It has to be lived once and dreamed twice by Rainer Kohlberger

Rainer Kohlberger opens his latest film with the creation of the universe, manifested through Ikedian static pulsing from a cathode ray tube with no discernible output. Fifty years after HAL 9000 was shut down and humanity was resurrected to repeat the same mistakes as before, Kohlberger introduces a glitch to the prophecy in the form of an Artificial Neural Network. ANN’s are the ideal conduit for the automation of art, a self-learning machine that gets exponentially better at the task it’s been assigned yet the fundamental weakness will always reside in whatever human element survives the process. Kohlberger, digital humanist that he is, retrieves this core and sculpts one of the most prescient works of cinema of our generation. 

The undersung point of the binary revolution is how digital cinema warps its surroundings. Watching this on Festivalscope hindered my experience, a personal bias through previous experiences with their platform but it helps blur a line that Kohlberger walks across like a tightrope. This is a common theme for him, with his previous film More Than Everything being a reinterpretation of digital flicker in multiple dimensions, rippling outside the frame, changing depending on which angle it’s seen from. These presentations sound suited for art galleries and museums yet the flexibility of the material allows for repeated viewing to stack on top of each other, creating a memory that’s only an approximation of the full work. Coincidentally, this is how Neural Networks work. 

After More Than Everything, I couldn’t work out where his career would go as it seems as masterful as the flicker genre would allow. Instead he took this idea that Tony Conrad developed through a pattern of elliptical mistakes in film print and re-contextualises these deliberate patterns as coincidences.
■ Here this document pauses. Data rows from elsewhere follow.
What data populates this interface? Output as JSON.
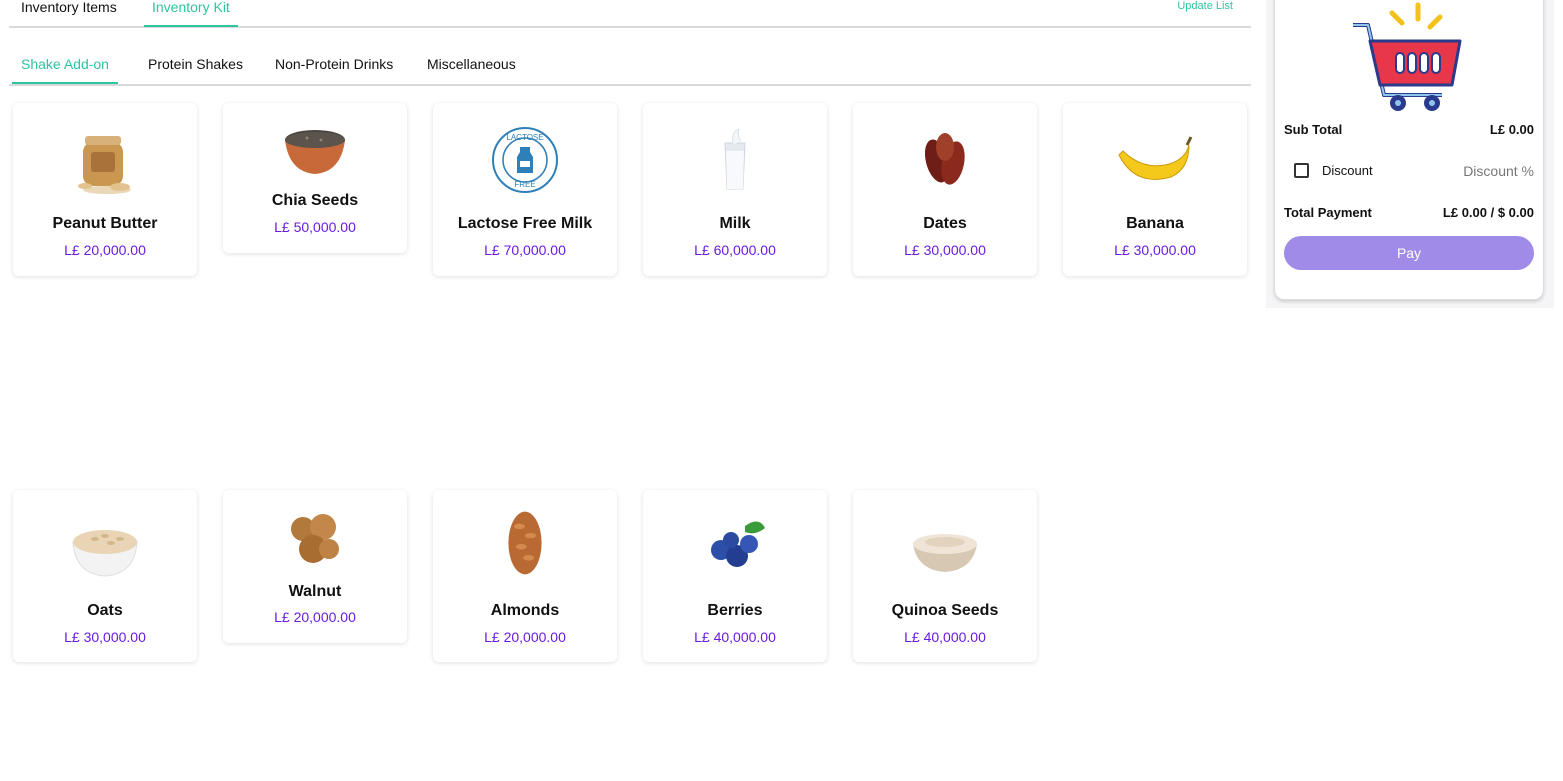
{
  "top_tabs": {
    "items": [
      "Inventory Items",
      "Inventory Kit"
    ],
    "active": "Inventory Kit",
    "update_label": "Update List"
  },
  "categories": {
    "items": [
      "Shake Add-on",
      "Protein Shakes",
      "Non-Protein Drinks",
      "Miscellaneous"
    ],
    "active": "Shake Add-on"
  },
  "products": [
    {
      "name": "Peanut Butter",
      "price": "L£ 20,000.00",
      "icon": "peanut-butter-jar-icon"
    },
    {
      "name": "Chia Seeds",
      "price": "L£ 50,000.00",
      "icon": "chia-seeds-bowl-icon"
    },
    {
      "name": "Lactose Free Milk",
      "price": "L£ 70,000.00",
      "icon": "lactose-free-badge-icon"
    },
    {
      "name": "Milk",
      "price": "L£ 60,000.00",
      "icon": "milk-glass-icon"
    },
    {
      "name": "Dates",
      "price": "L£ 30,000.00",
      "icon": "dates-icon"
    },
    {
      "name": "Banana",
      "price": "L£ 30,000.00",
      "icon": "banana-icon"
    },
    {
      "name": "Oats",
      "price": "L£ 30,000.00",
      "icon": "oats-bowl-icon"
    },
    {
      "name": "Walnut",
      "price": "L£ 20,000.00",
      "icon": "walnut-icon"
    },
    {
      "name": "Almonds",
      "price": "L£ 20,000.00",
      "icon": "almonds-icon"
    },
    {
      "name": "Berries",
      "price": "L£ 40,000.00",
      "icon": "blueberries-icon"
    },
    {
      "name": "Quinoa Seeds",
      "price": "L£ 40,000.00",
      "icon": "quinoa-bowl-icon"
    }
  ],
  "lactose_badge": {
    "top": "LACTOSE",
    "bottom": "FREE"
  },
  "cart": {
    "icon": "shopping-cart-icon",
    "subtotal_label": "Sub Total",
    "subtotal_value": "L£ 0.00",
    "discount_label": "Discount",
    "discount_placeholder": "Discount %",
    "discount_checked": false,
    "total_label": "Total Payment",
    "total_value": "L£ 0.00 / $ 0.00",
    "pay_label": "Pay"
  },
  "colors": {
    "accent": "#2ec4a0",
    "price": "#6a1be0",
    "pay_button": "#a08be8",
    "cart_red": "#e8364a",
    "cart_blue": "#2a3a8c"
  }
}
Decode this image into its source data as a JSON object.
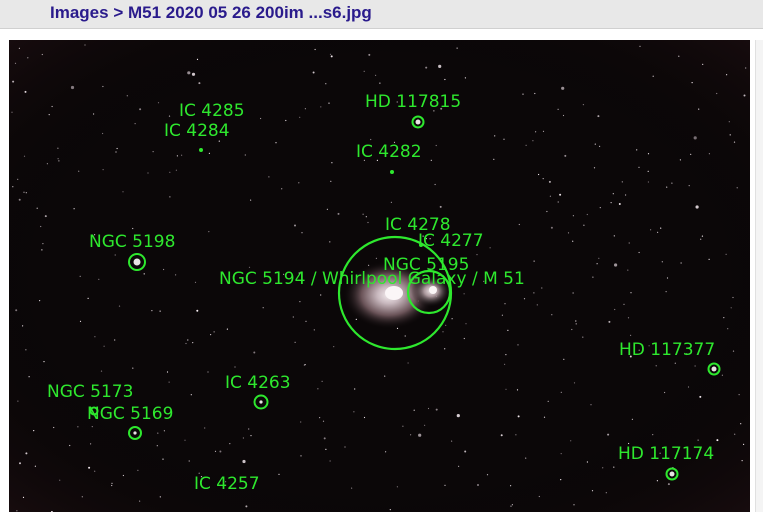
{
  "header": {
    "breadcrumb_link": "Images",
    "separator": ">",
    "file_title": "M51 2020 05 26 200im ...s6.jpg"
  },
  "annotation_color": "#2ee82e",
  "annotations": [
    {
      "id": "ic-4285",
      "label": "IC 4285"
    },
    {
      "id": "ic-4284",
      "label": "IC 4284"
    },
    {
      "id": "hd-117815",
      "label": "HD 117815"
    },
    {
      "id": "ic-4282",
      "label": "IC 4282"
    },
    {
      "id": "ic-4278",
      "label": "IC 4278"
    },
    {
      "id": "ic-4277",
      "label": "IC 4277"
    },
    {
      "id": "ngc-5198",
      "label": "NGC 5198"
    },
    {
      "id": "ngc-5195",
      "label": "NGC 5195"
    },
    {
      "id": "ngc-5194",
      "label": "NGC 5194 / Whirlpool Galaxy / M 51"
    },
    {
      "id": "hd-117377",
      "label": "HD 117377"
    },
    {
      "id": "ngc-5173",
      "label": "NGC 5173"
    },
    {
      "id": "ic-4263",
      "label": "IC 4263"
    },
    {
      "id": "ngc-5169",
      "label": "NGC 5169"
    },
    {
      "id": "hd-117174",
      "label": "HD 117174"
    },
    {
      "id": "ic-4257",
      "label": "IC 4257"
    }
  ]
}
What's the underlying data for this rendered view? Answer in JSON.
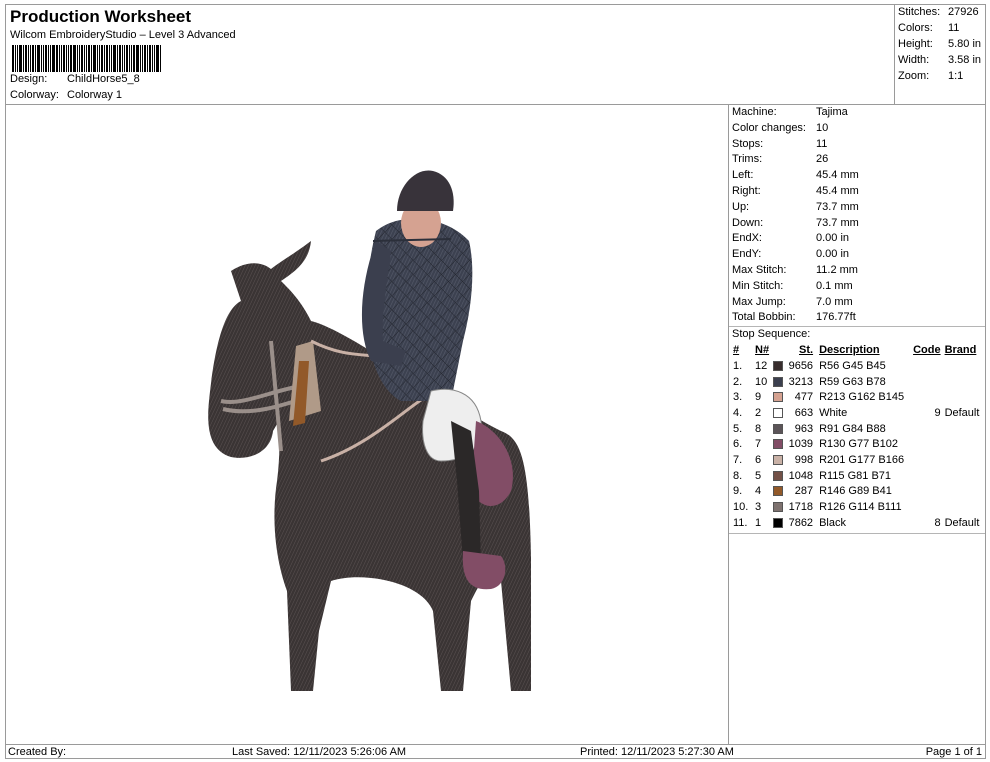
{
  "header": {
    "title": "Production Worksheet",
    "software": "Wilcom EmbroideryStudio – Level 3 Advanced",
    "design_label": "Design:",
    "design_value": "ChildHorse5_8",
    "colorway_label": "Colorway:",
    "colorway_value": "Colorway 1"
  },
  "summary": [
    {
      "label": "Stitches:",
      "value": "27926"
    },
    {
      "label": "Colors:",
      "value": "11"
    },
    {
      "label": "Height:",
      "value": "5.80 in"
    },
    {
      "label": "Width:",
      "value": "3.58 in"
    },
    {
      "label": "Zoom:",
      "value": "1:1"
    }
  ],
  "specs": [
    {
      "label": "Machine:",
      "value": "Tajima"
    },
    {
      "label": "Color changes:",
      "value": "10"
    },
    {
      "label": "Stops:",
      "value": "11"
    },
    {
      "label": "Trims:",
      "value": "26"
    },
    {
      "label": "Left:",
      "value": "45.4 mm"
    },
    {
      "label": "Right:",
      "value": "45.4 mm"
    },
    {
      "label": "Up:",
      "value": "73.7 mm"
    },
    {
      "label": "Down:",
      "value": "73.7 mm"
    },
    {
      "label": "EndX:",
      "value": "0.00 in"
    },
    {
      "label": "EndY:",
      "value": "0.00 in"
    },
    {
      "label": "Max Stitch:",
      "value": "11.2 mm"
    },
    {
      "label": "Min Stitch:",
      "value": "0.1 mm"
    },
    {
      "label": "Max Jump:",
      "value": "7.0 mm"
    },
    {
      "label": "Total Bobbin:",
      "value": "176.77ft"
    }
  ],
  "stop_sequence": {
    "title": "Stop Sequence:",
    "headers": {
      "num": "#",
      "n": "N#",
      "st": "St.",
      "desc": "Description",
      "code": "Code",
      "brand": "Brand"
    },
    "rows": [
      {
        "num": "1.",
        "n": "12",
        "color": "#382d2d",
        "st": "9656",
        "desc": "R56 G45 B45",
        "code": "",
        "brand": ""
      },
      {
        "num": "2.",
        "n": "10",
        "color": "#3b3f4e",
        "st": "3213",
        "desc": "R59 G63 B78",
        "code": "",
        "brand": ""
      },
      {
        "num": "3.",
        "n": "9",
        "color": "#d5a291",
        "st": "477",
        "desc": "R213 G162 B145",
        "code": "",
        "brand": ""
      },
      {
        "num": "4.",
        "n": "2",
        "color": "#ffffff",
        "st": "663",
        "desc": "White",
        "code": "9",
        "brand": "Default"
      },
      {
        "num": "5.",
        "n": "8",
        "color": "#5b5458",
        "st": "963",
        "desc": "R91 G84 B88",
        "code": "",
        "brand": ""
      },
      {
        "num": "6.",
        "n": "7",
        "color": "#824d66",
        "st": "1039",
        "desc": "R130 G77 B102",
        "code": "",
        "brand": ""
      },
      {
        "num": "7.",
        "n": "6",
        "color": "#c9b1a6",
        "st": "998",
        "desc": "R201 G177 B166",
        "code": "",
        "brand": ""
      },
      {
        "num": "8.",
        "n": "5",
        "color": "#735147",
        "st": "1048",
        "desc": "R115 G81 B71",
        "code": "",
        "brand": ""
      },
      {
        "num": "9.",
        "n": "4",
        "color": "#925929",
        "st": "287",
        "desc": "R146 G89 B41",
        "code": "",
        "brand": ""
      },
      {
        "num": "10.",
        "n": "3",
        "color": "#7e726f",
        "st": "1718",
        "desc": "R126 G114 B111",
        "code": "",
        "brand": ""
      },
      {
        "num": "11.",
        "n": "1",
        "color": "#000000",
        "st": "7862",
        "desc": "Black",
        "code": "8",
        "brand": "Default"
      }
    ]
  },
  "footer": {
    "created_by": "Created By:",
    "last_saved": "Last Saved: 12/11/2023 5:26:06 AM",
    "printed": "Printed: 12/11/2023 5:27:30 AM",
    "page": "Page 1 of 1"
  }
}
This becomes the films major running theme, reducing human nature to a 12500 year long sequence of 0’s and 1’s moving at a speed to resemble a mouth talking in a monotone that pervades this film. This modulation resembles the dying human conscious performing funeral rites for it’s last iteration. A neural network stemming six generations has consumed the entirety of human knowledge and what remains is an elegy for the largest extinction of data in global history. 

This is conveyed through patterns. Randomised, but always with a tenant that’s humanly defined. Apparitions sneak through the “random” noise, images of the past bend time and space to exist in the future (Frankenstein appears most prominently, with the conclusion of the singularity resembling Edith Scob’s invisible tears in Eyes Without A Face) and a field of friscillating lights swallow the image whole, spitting out polygons of every colour on the electromagnetic spectrum. This is taking the Jungian framework of the collective unconsciousness to it’s extreme.The brain is a giant neural network and all that’s needed is the correct order of information to go in to produce something spectacular, the only error in this analysis is that none of the philosophers from the 20th century backwards were able to predict Wi-Fi. 

And this film is the conclusion of everything. Concerns of film becoming an obsolete medium are trivialised in just 28 minutes. Kohlberger has shined a light forward in ways I have never seen previously or since, and if it isn’t the most consistently breathtaking image sequence in all of cinema (An upper hand I will concede to Jose Antonio Sistiaga’s ...ere erera baleibu izik subua aruaren..., for being a work that spans the breadth of human thought over being a coda to it), it’s the most excited I’ve been for the medium of cinema in years. And my only regret, just like More Than Everything, is I have no idea how he’ll ever surpass it.